The U.S. Department of Labor has eased some standards in the final version of the long-awaited regulations that will implement the Uniformed Services Employment and Reemployment Rights Act of 1994.[@@]
The law requires employers of all sizes to hold the jobs of employees out on military leave open for at least 5 years.
USERRA also requires employers to reinstate full seniority and retirement benefits for returning “citizen soldiers,” and it requires employers to offer some health coverage continuation benefits for employees on military leave and their dependents.
Although the law was enacted in 1994, the U.S. Department of Labor did not draft regulations to implement USERRA until September 2004.
The new final rule, which takes effect Jan. 18, 2006, makes many complicated changes in pension rights.
One section of USERRA requires employers to make up for any skipped defined benefit plan contributions and defined contribution plan matching contributions once employees return from military leave.
A major revision to the USERRA draft rule would extend the employer’s plan contribution payment period to 90 days “or when contributions are normally made for the year in which the military service was performed, whichever is later,” Labor Department officials write in the preamble to the rule.
Previously, Labor Department officials had proposed giving employers only 30 days to make up for skipped plan contributions.
The health benefits section of the USERRA final rule gives employers help with setting advance notice requirements for employees who want to continue health benefits while on military leave.
Although employers can set notice requirements, they must be prepared to reinstate health coverage retroactively for citizen soldier employees whenever meeting notice requirements would be “impossible, unreasonable or precluded by military necessity,” officials write.
Labor Department officials have refused to let employers justify delays in reinstatement of health coverage by pointing to health carrier exclusion or waiting period rules.

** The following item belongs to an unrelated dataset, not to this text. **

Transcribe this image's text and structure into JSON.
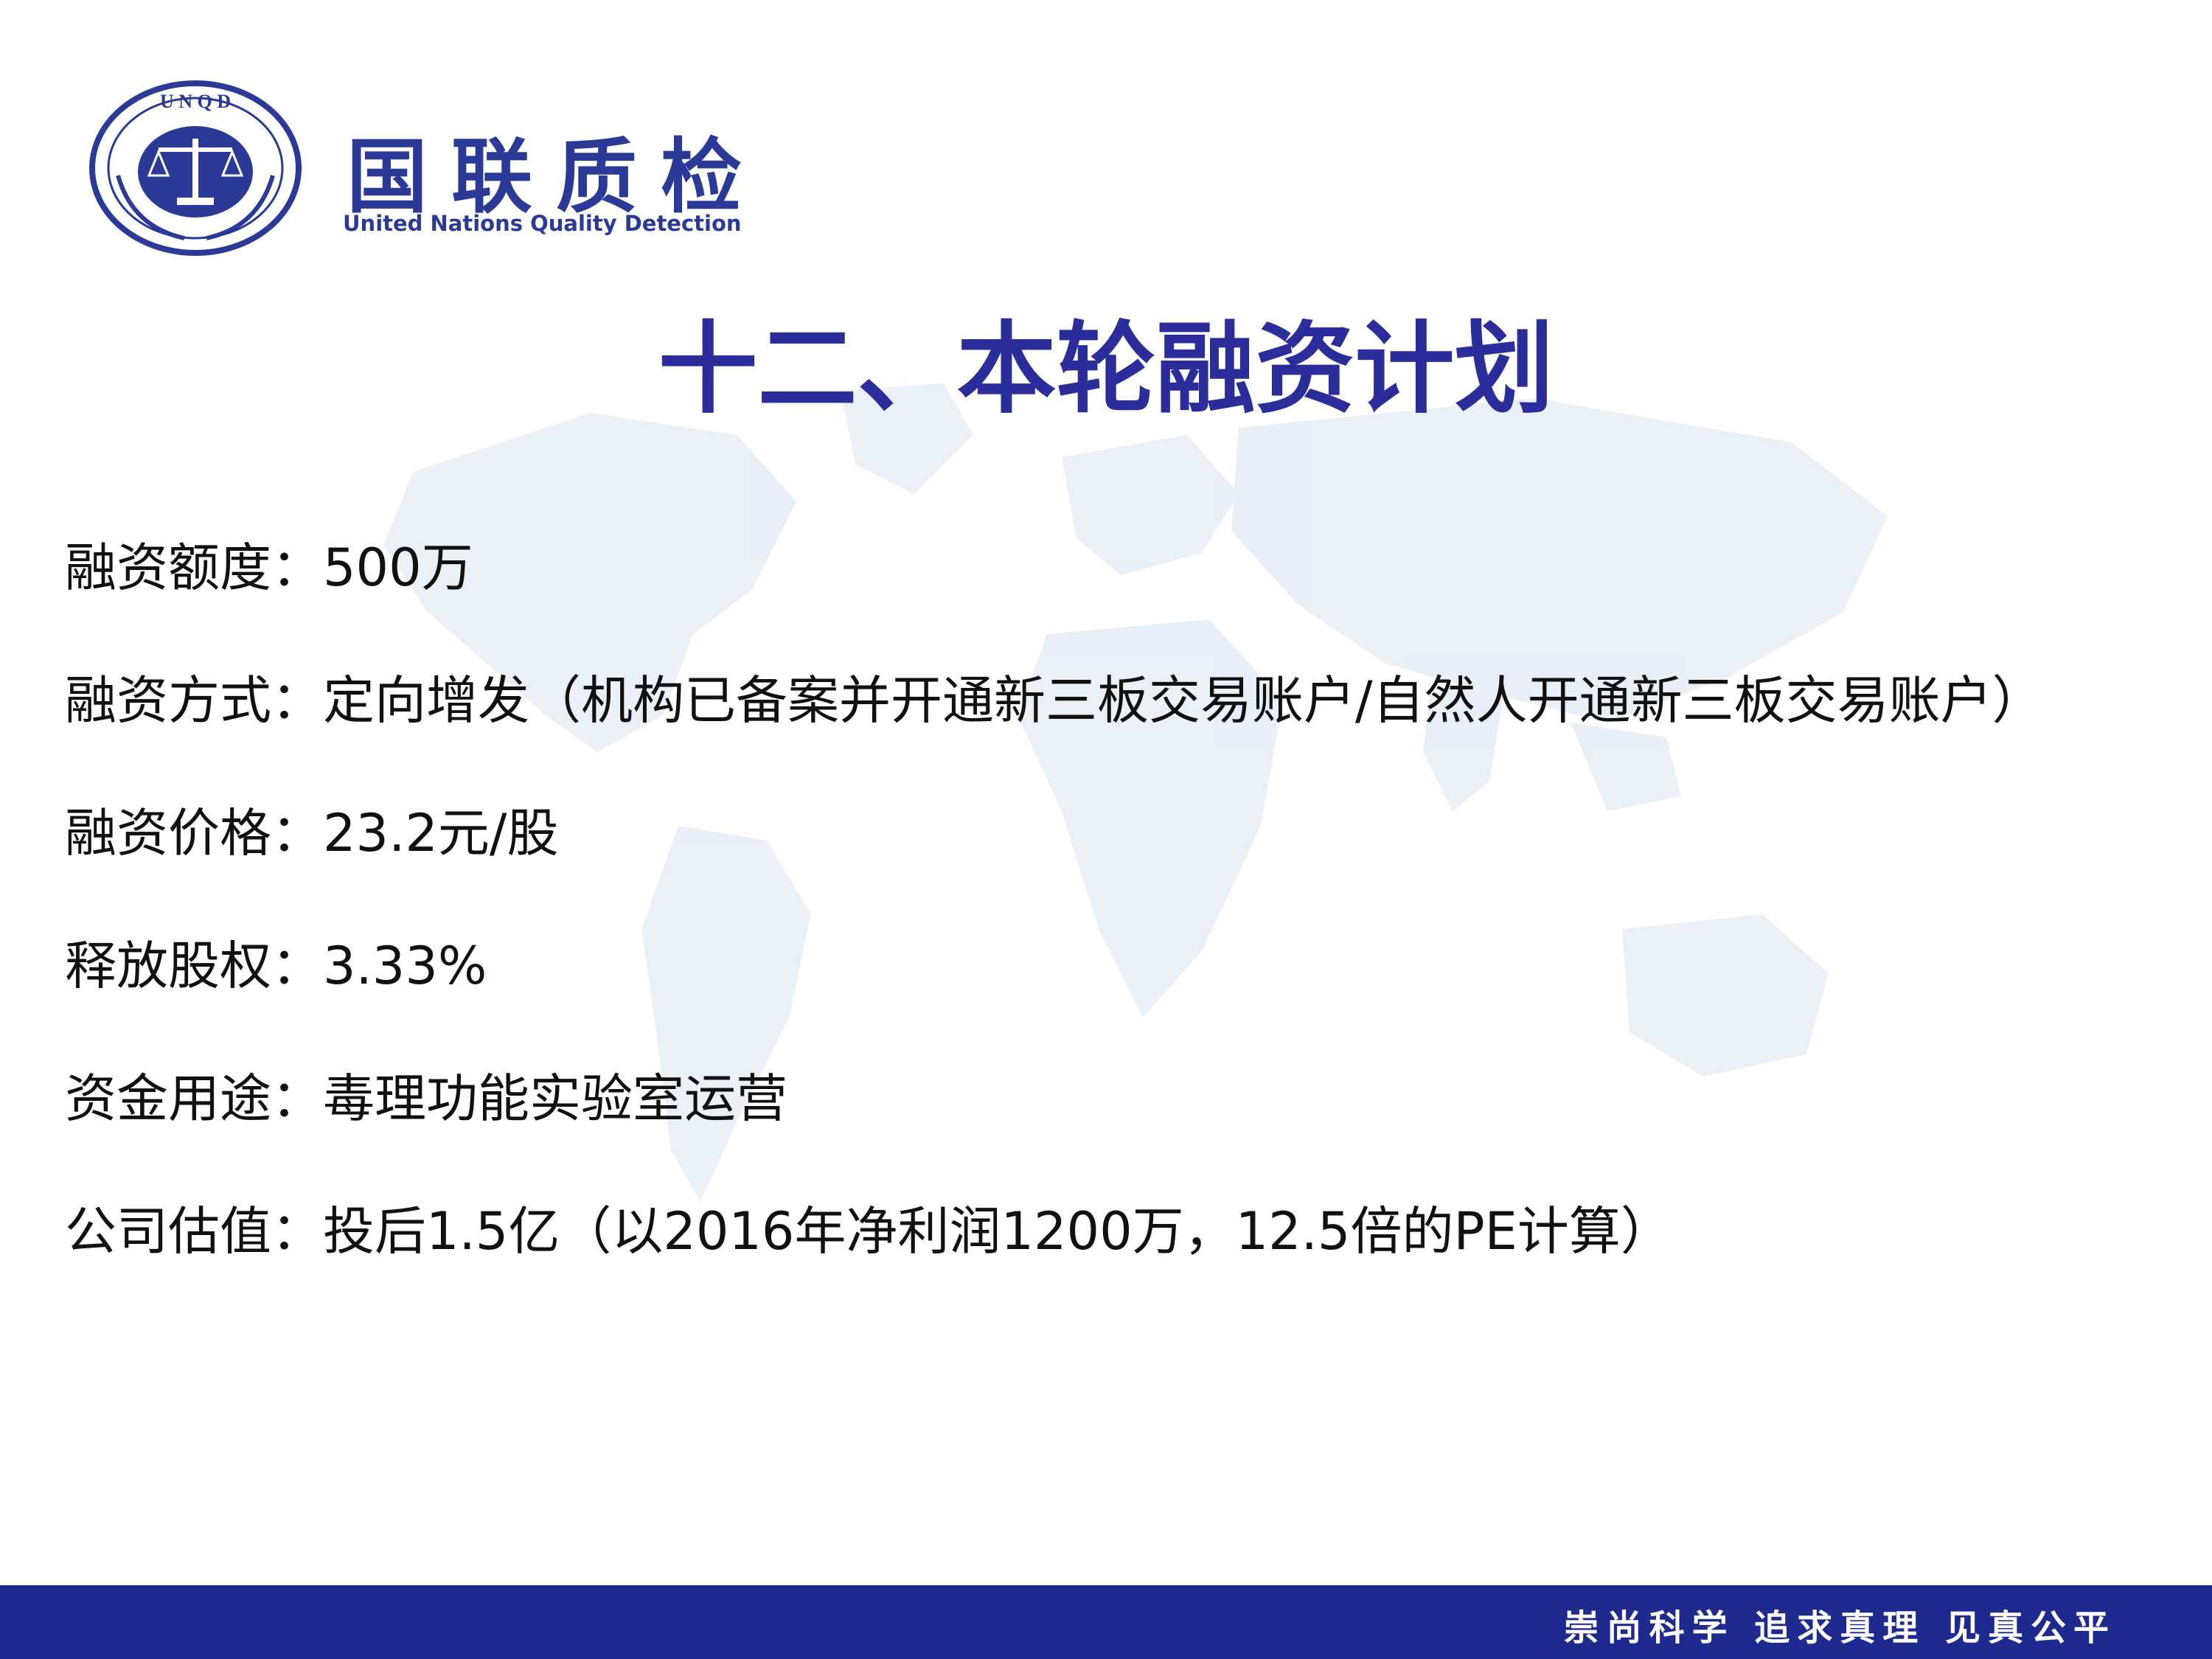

“Employers that utilize third-party insurance plans to provide health coverage for employees are obliged to negotiate coverage that is compliant with USERRA to avoid possible liability for failure to properly reinstate coverage upon reemployment,” officials write.
The legislative history suggests that, in some cases, “an insurance company could be considered an employer under USERRA,” officials write.
Officials point out that USERRA applies only to employer-sponsored health plans, but they note that another law, the Servicemembers Civil Relief Act, may create health coverage reinstatement rights for members of the Guard and Reserve who get health coverage through associations or through their spouses’ employers.
A copy of the final version of the regulations is on the Web at http://a257.g.akamaitech.net/7/257/2422/01jan20051800/edocket.access.gpo.gov/2005/pdf/05-23961.pdf